Guest blogger Simon Waxman is Managing Editor of Boston Review and has written for WBUR, Alternet, McSweeney's, Jacobin, and others.
Guest blogger Elizabeth Manus is a writer living in New York City. She has been a book review editor at the Boston Phoenix, and a columnist for The New York Observer and Metro.
Guest blogger Sarah Laskow is a freelance writer and editor in New York City. She edits Smithsonian's SmartNews blog and has contributed to Salon, Good, The American Prospect, Bloomberg News, and other publications.

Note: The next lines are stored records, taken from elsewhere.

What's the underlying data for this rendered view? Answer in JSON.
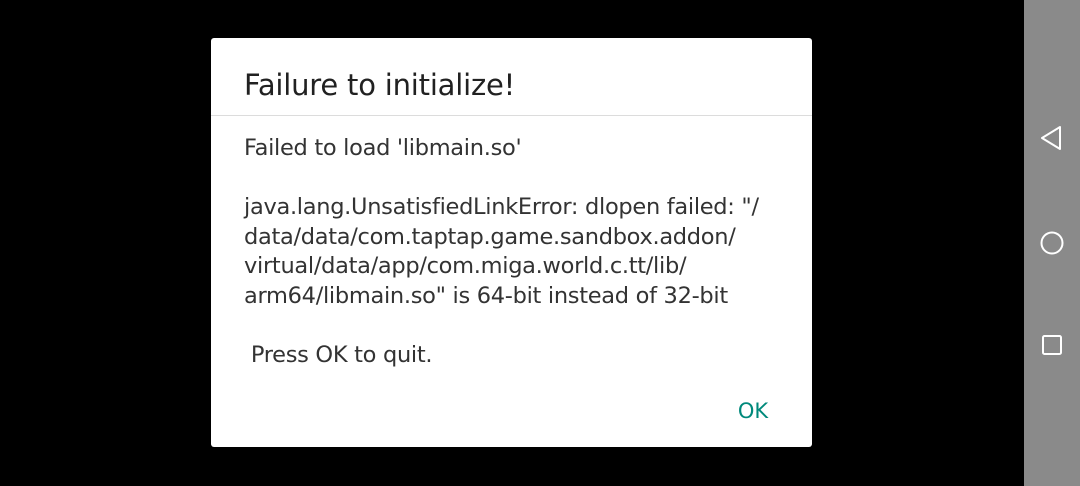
{
  "dialog": {
    "title": "Failure to initialize!",
    "message": "Failed to load 'libmain.so'\n\njava.lang.UnsatisfiedLinkError: dlopen failed: \"/\ndata/data/com.taptap.game.sandbox.addon/\nvirtual/data/app/com.miga.world.c.tt/lib/\narm64/libmain.so\" is 64-bit instead of 32-bit\n\n Press OK to quit.",
    "ok_label": "OK"
  },
  "navigation": {
    "back_icon": "triangle-back-icon",
    "home_icon": "circle-home-icon",
    "recent_icon": "square-recents-icon"
  },
  "colors": {
    "background": "#000000",
    "dialog_background": "#ffffff",
    "accent": "#00897b",
    "nav_bar": "#8a8a8a"
  }
}
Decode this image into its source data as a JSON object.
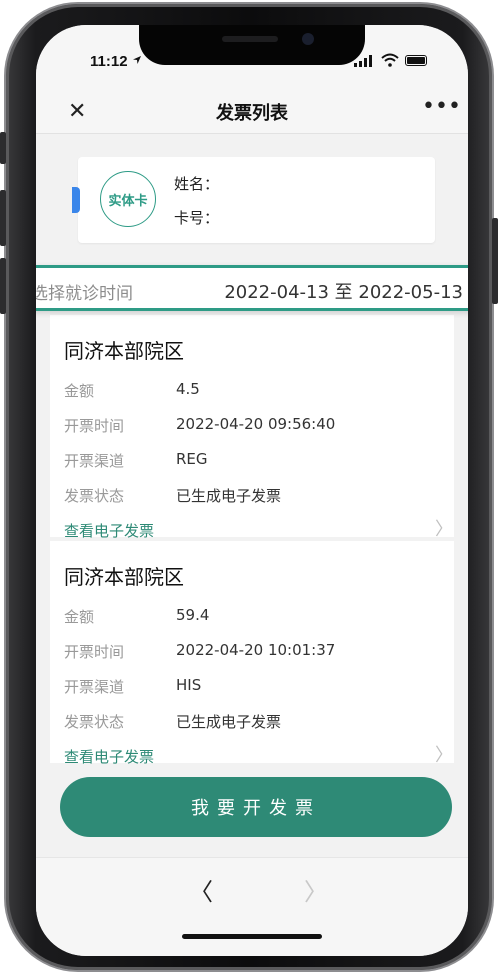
{
  "status_bar": {
    "time": "11:12"
  },
  "nav": {
    "close_icon": "close-icon",
    "title": "发票列表",
    "more_icon": "more-icon",
    "more_glyph": "•••"
  },
  "card": {
    "badge": "实体卡",
    "name_label": "姓名：",
    "card_no_label": "卡号："
  },
  "filter": {
    "label": "选择就诊时间",
    "range": "2022-04-13 至 2022-05-13"
  },
  "invoices": [
    {
      "hospital": "同济本部院区",
      "amount_label": "金额",
      "amount": "4.5",
      "time_label": "开票时间",
      "time": "2022-04-20 09:56:40",
      "channel_label": "开票渠道",
      "channel": "REG",
      "status_label": "发票状态",
      "status": "已生成电子发票",
      "link": "查看电子发票"
    },
    {
      "hospital": "同济本部院区",
      "amount_label": "金额",
      "amount": "59.4",
      "time_label": "开票时间",
      "time": "2022-04-20 10:01:37",
      "channel_label": "开票渠道",
      "channel": "HIS",
      "status_label": "发票状态",
      "status": "已生成电子发票",
      "link": "查看电子发票"
    }
  ],
  "primary_button": "我要开发票",
  "toolbar": {
    "back_icon": "chevron-left-icon",
    "forward_icon": "chevron-right-icon"
  },
  "colors": {
    "accent": "#2e8a76",
    "flag": "#3a86ea"
  }
}
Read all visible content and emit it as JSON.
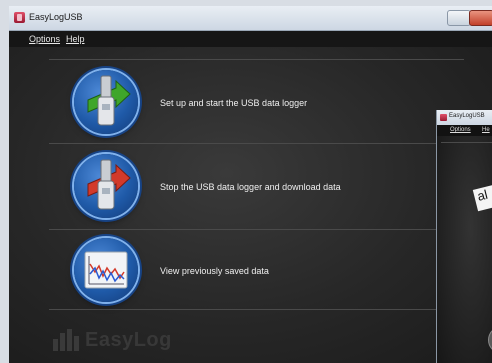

Guest blogger Joshua Glenn is a Boston-based writer, publisher, and freelance semiotician. He was the original Brainiac blogger, and is currently editor of the blog HiLobrow, publisher of a series of Radium Age science fiction novels, and co-author/co-editor of several books, including the story collection "Significant Objects" and the kids' field guide to life "Unbored."
Guest blogger Ruth Graham is a freelance journalist in New Hampshire, and a frequent Ideas contributor. She is a former features editor for the New York Sun, and has written for publications including Slate and the Wall Street Journal.
Joshua Rothman is a graduate student and Teaching Fellow in the Harvard English department, and an Instructor in Public Policy at the Harvard Kennedy School of Government. He teaches novels and political writing.